Manna Wattle Pushes to Thrive Despite Macro and Micro Global Aggressions

by John Kinsella

The spread of influence up and down the hill

is barely the proliferation, the profusion

of manna wattle. A winter blazing.


Spokes emanating from the ant colony

under the clutch of jam trees opposite

the red shed’s wall-sized canvas door,


halfway to the summit. These mannas

are up against it as much as anything else,

with human majorities stomping on what


can be stomped.
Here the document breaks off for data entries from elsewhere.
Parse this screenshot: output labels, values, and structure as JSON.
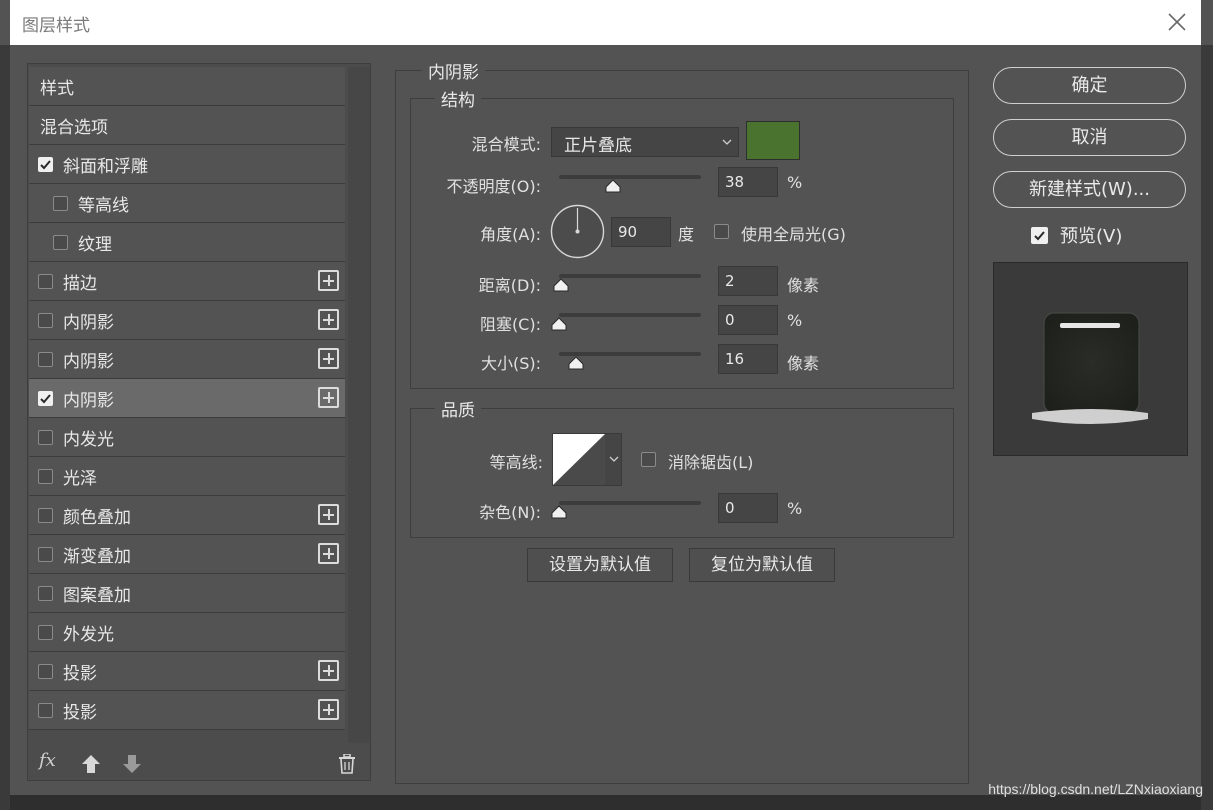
{
  "window": {
    "title": "图层样式"
  },
  "style_list": [
    {
      "label": "样式",
      "checkbox": null,
      "indent": 0,
      "plus": false,
      "selected": false
    },
    {
      "label": "混合选项",
      "checkbox": null,
      "indent": 0,
      "plus": false,
      "selected": false
    },
    {
      "label": "斜面和浮雕",
      "checkbox": true,
      "indent": 0,
      "plus": false,
      "selected": false
    },
    {
      "label": "等高线",
      "checkbox": false,
      "indent": 1,
      "plus": false,
      "selected": false
    },
    {
      "label": "纹理",
      "checkbox": false,
      "indent": 1,
      "plus": false,
      "selected": false
    },
    {
      "label": "描边",
      "checkbox": false,
      "indent": 0,
      "plus": true,
      "selected": false
    },
    {
      "label": "内阴影",
      "checkbox": false,
      "indent": 0,
      "plus": true,
      "selected": false
    },
    {
      "label": "内阴影",
      "checkbox": false,
      "indent": 0,
      "plus": true,
      "selected": false
    },
    {
      "label": "内阴影",
      "checkbox": true,
      "indent": 0,
      "plus": true,
      "selected": true
    },
    {
      "label": "内发光",
      "checkbox": false,
      "indent": 0,
      "plus": false,
      "selected": false
    },
    {
      "label": "光泽",
      "checkbox": false,
      "indent": 0,
      "plus": false,
      "selected": false
    },
    {
      "label": "颜色叠加",
      "checkbox": false,
      "indent": 0,
      "plus": true,
      "selected": false
    },
    {
      "label": "渐变叠加",
      "checkbox": false,
      "indent": 0,
      "plus": true,
      "selected": false
    },
    {
      "label": "图案叠加",
      "checkbox": false,
      "indent": 0,
      "plus": false,
      "selected": false
    },
    {
      "label": "外发光",
      "checkbox": false,
      "indent": 0,
      "plus": false,
      "selected": false
    },
    {
      "label": "投影",
      "checkbox": false,
      "indent": 0,
      "plus": true,
      "selected": false
    },
    {
      "label": "投影",
      "checkbox": false,
      "indent": 0,
      "plus": true,
      "selected": false
    }
  ],
  "bottom_tools": {
    "fx": "fx",
    "up_icon": "arrow-up-icon",
    "down_icon": "arrow-down-icon",
    "trash_icon": "trash-icon"
  },
  "inner_shadow": {
    "section_title": "内阴影",
    "structure_title": "结构",
    "blend_mode_label": "混合模式:",
    "blend_mode_value": "正片叠底",
    "shadow_color": "#4a7330",
    "opacity_label": "不透明度(O):",
    "opacity_value": "38",
    "opacity_unit": "%",
    "opacity_fraction": 0.38,
    "angle_label": "角度(A):",
    "angle_value": "90",
    "angle_unit": "度",
    "global_light_label": "使用全局光(G)",
    "global_light_checked": false,
    "distance_label": "距离(D):",
    "distance_value": "2",
    "distance_unit": "像素",
    "choke_label": "阻塞(C):",
    "choke_value": "0",
    "choke_unit": "%",
    "size_label": "大小(S):",
    "size_value": "16",
    "size_unit": "像素",
    "quality_title": "品质",
    "contour_label": "等高线:",
    "antialias_label": "消除锯齿(L)",
    "antialias_checked": false,
    "noise_label": "杂色(N):",
    "noise_value": "0",
    "noise_unit": "%",
    "set_default_label": "设置为默认值",
    "reset_default_label": "复位为默认值"
  },
  "actions": {
    "ok_label": "确定",
    "cancel_label": "取消",
    "new_style_label": "新建样式(W)...",
    "preview_label": "预览(V)",
    "preview_checked": true
  },
  "watermark": "https://blog.csdn.net/LZNxiaoxiang"
}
I doubt Swift truly

loved ‘nature’ and his Lilliputian

anxiety is more than a focus


on the monstrous phallus

or the Brobdingnagian crevasse,

the gully through which male


and female flower parts might tumble.

When we first arrived, I walked

with handfuls of fruits and dropped


into erosion lines veining from the gully,

and now so many years later, the resistance,

the rise, these acts of being. I walk


amidst their plethora. I walk in amazement.

I shelter from the land-clearers and know

this is no surfacing on defoliated ground


of the next generation that will be mowed

down down. With fallout sickness

more than an act of satire, more


than an act of verbal disgust,

the mannas will push health

beyond the spectrums of aggression —


those spiritless realm where flowers

are decoration and their bodies scaffolds.

Manna wattle lives outside plantations.

Published: July 2016
John Kinsella

John Kinsella‘s most recent volumes of poetry are Drowning in Wheat: Selected Poems (Picador, 2016) and Firebreaks (WW Norton, 2016). His most recent collection of short stories is Crow’s Breath (Transit Lounge, 2015). His investigation of “place”, Polysituatedness: A Poetics of Displacement, is due out with Manchester University Press late 2016. He is a Fellow of Churchill College, Cambridge University and Professor of Literature and Sustainability at Curtin University.

An Australian and international
journal of ecopoetry and ecopoetics.

Plumwood Mountain Journal is created on the unceded lands of the Gadigal and Wangal people of the Eora Nation. We pay our respects to all Aboriginal and Torres Strait Islander people, and to elders past, present and future. We also acknowledge all traditional custodians of the lands this journal reaches.